In the general way of things I avoid crime fiction set in the past, especially the first half of the twentieth century. There was more than enough of it written then anyway if contemporary detail is the attraction, and I prefer the whodunnit approach of those earlier books to the current interest in why.
Still, there are exceptions to every rule, so when I was asked if I'd like a review copy of Martin Edwards new book, 'Gallows Court', set in 1930's London I said yes please. There can't be many people who know more about actual 1930's crime fiction than Edwards so if nothing else it was always going to be interesting to see how he would evoke the period.
Mostly he does it with music, you could happily make a playlist of the tunes he mentions, and crucially it doesn't feel intrusive to mention them - this isn't a 1930's pastiche. As Harriet Devine says, it's not cosy crime either - there's more than a touch of noir to it all. Rather it's a clever use of the period setting to explore a particular sort of crime - which works well.
It's 1930, and very rich Rachel Savernake has turned up in London where she's set herself up in a west end mansion, is spending lavishly on contemporary art, but is otherwise oddly reclusive. Meanwhile men connected to her father, a notorious hanging judge, keep dying, and who is the Juliet Brentano? A 1919 entry from her journal opens the book and unfolds throughout it.
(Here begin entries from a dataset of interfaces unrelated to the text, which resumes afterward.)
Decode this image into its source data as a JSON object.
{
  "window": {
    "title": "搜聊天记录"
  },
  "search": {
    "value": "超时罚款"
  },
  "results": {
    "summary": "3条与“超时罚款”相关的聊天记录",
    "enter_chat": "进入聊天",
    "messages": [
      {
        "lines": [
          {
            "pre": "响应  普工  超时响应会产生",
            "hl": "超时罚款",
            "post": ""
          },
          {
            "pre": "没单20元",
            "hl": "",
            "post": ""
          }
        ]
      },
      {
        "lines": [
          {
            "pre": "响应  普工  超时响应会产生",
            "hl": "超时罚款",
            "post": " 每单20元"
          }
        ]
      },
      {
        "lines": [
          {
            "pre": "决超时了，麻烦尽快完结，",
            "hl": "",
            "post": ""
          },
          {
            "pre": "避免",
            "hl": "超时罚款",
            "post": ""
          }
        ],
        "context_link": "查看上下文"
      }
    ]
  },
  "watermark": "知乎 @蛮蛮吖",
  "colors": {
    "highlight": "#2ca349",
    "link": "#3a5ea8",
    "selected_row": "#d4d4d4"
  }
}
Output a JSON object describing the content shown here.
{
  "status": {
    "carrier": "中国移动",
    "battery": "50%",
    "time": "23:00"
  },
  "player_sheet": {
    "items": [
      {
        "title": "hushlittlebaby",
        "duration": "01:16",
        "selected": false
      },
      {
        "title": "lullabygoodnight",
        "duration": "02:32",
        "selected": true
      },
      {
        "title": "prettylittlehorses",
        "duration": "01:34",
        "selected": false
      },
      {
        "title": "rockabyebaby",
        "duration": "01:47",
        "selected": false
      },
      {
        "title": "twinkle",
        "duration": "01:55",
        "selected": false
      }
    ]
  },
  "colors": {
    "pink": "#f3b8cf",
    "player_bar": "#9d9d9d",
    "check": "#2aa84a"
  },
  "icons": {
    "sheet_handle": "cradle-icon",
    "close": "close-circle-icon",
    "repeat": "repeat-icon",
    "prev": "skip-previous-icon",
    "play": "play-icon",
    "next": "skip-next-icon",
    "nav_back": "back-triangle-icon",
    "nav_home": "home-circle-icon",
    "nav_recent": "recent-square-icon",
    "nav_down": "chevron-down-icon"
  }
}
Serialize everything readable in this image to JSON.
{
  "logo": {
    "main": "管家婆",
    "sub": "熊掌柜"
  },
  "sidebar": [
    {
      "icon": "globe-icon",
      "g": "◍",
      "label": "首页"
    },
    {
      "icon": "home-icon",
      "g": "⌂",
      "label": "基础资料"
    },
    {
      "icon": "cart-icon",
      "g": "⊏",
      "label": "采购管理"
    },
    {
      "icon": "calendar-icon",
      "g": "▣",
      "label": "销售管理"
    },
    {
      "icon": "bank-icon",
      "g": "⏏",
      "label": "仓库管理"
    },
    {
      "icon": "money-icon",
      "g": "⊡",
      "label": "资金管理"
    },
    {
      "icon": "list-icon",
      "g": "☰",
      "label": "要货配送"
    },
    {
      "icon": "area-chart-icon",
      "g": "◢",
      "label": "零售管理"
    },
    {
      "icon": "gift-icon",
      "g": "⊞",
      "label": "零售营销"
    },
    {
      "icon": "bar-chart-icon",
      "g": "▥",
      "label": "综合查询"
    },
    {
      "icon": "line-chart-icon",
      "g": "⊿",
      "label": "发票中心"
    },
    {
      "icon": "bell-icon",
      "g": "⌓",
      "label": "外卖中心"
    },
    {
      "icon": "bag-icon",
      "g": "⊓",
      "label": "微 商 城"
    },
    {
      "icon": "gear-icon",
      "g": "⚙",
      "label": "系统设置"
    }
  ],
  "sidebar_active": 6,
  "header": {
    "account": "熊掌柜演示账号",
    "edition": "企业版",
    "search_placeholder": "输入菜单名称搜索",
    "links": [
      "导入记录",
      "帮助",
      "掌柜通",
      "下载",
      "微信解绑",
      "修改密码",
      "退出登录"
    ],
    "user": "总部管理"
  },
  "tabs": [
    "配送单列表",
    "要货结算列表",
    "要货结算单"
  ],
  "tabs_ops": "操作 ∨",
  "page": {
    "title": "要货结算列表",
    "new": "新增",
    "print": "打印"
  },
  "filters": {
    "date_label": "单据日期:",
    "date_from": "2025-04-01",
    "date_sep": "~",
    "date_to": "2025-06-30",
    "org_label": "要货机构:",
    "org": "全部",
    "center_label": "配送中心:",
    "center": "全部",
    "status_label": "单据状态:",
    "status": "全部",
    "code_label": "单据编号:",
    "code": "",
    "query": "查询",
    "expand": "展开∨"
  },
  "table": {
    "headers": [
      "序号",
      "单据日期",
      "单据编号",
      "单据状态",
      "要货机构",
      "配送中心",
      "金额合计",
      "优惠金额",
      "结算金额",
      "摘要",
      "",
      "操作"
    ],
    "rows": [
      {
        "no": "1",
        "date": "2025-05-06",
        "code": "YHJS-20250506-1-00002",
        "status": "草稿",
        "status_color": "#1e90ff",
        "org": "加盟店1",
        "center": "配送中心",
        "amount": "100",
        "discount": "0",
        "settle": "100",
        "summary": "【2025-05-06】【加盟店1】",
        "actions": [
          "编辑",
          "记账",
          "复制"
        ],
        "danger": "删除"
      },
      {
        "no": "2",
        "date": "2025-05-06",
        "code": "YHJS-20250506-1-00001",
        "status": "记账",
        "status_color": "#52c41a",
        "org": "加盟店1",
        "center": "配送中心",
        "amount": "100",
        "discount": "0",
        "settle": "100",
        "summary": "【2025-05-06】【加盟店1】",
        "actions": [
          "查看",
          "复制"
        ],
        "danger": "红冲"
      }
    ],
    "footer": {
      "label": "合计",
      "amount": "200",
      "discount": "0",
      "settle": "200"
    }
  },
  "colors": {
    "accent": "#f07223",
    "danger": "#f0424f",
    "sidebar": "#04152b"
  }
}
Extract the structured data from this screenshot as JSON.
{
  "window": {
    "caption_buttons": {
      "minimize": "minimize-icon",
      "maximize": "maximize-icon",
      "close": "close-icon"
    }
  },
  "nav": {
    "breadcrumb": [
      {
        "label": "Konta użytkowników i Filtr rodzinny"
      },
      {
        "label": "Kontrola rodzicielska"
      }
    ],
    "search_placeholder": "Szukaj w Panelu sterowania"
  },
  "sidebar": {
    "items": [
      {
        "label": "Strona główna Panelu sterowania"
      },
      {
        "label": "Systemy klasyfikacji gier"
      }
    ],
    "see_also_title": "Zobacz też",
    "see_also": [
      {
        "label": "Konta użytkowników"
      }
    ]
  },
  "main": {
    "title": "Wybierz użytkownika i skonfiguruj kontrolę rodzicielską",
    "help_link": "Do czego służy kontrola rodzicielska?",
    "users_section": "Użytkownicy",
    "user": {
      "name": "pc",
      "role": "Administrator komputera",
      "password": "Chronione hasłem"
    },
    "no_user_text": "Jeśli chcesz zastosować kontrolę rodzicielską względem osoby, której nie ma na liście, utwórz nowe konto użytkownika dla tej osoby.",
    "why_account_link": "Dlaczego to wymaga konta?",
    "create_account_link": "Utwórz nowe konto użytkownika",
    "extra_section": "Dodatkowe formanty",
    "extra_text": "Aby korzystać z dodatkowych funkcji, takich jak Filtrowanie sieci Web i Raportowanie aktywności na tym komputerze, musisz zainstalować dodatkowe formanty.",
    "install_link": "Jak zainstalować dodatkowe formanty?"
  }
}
What too is the shadowy Damnation society, and how far does the influence of its members extend? Also how much of it will young journalist, Jacob Flint, work out before his luck deserts him?
The mysteries all unfold in a satisfactory way, with plenty of twists and surprises - the whole thing is a terrific page turner. As horrendous as some of the allegations about the activities of the Damnation club are, they're perfectly plausible given what we now know about cover ups in the Catholic Church and other institutions. If towards the end some of the crimes alluded to are more than I particularly like to contemplate, they're more or less necessary to justify the actions of those seeking vengeance. And at least there's mercifully few details.
There's a moral ambiguity that runs through proceedings that I also really liked, it meant I wasn't entirely sure where my sympathies lay right until the end of the book when the last few details were cleared up (I'm also the sort of reader who likes to skip to the end for spoilers, but Edwards mostly thwarted me on this, for it all to make sense you need both threads to come together, so no shortcuts).
Basically I really enjoyed this, and look forward to any sequels, it will be fun to see what Edwards does next with his characters - and thoroughly recommend it to anyone looking for a darkly atmospheric thriller.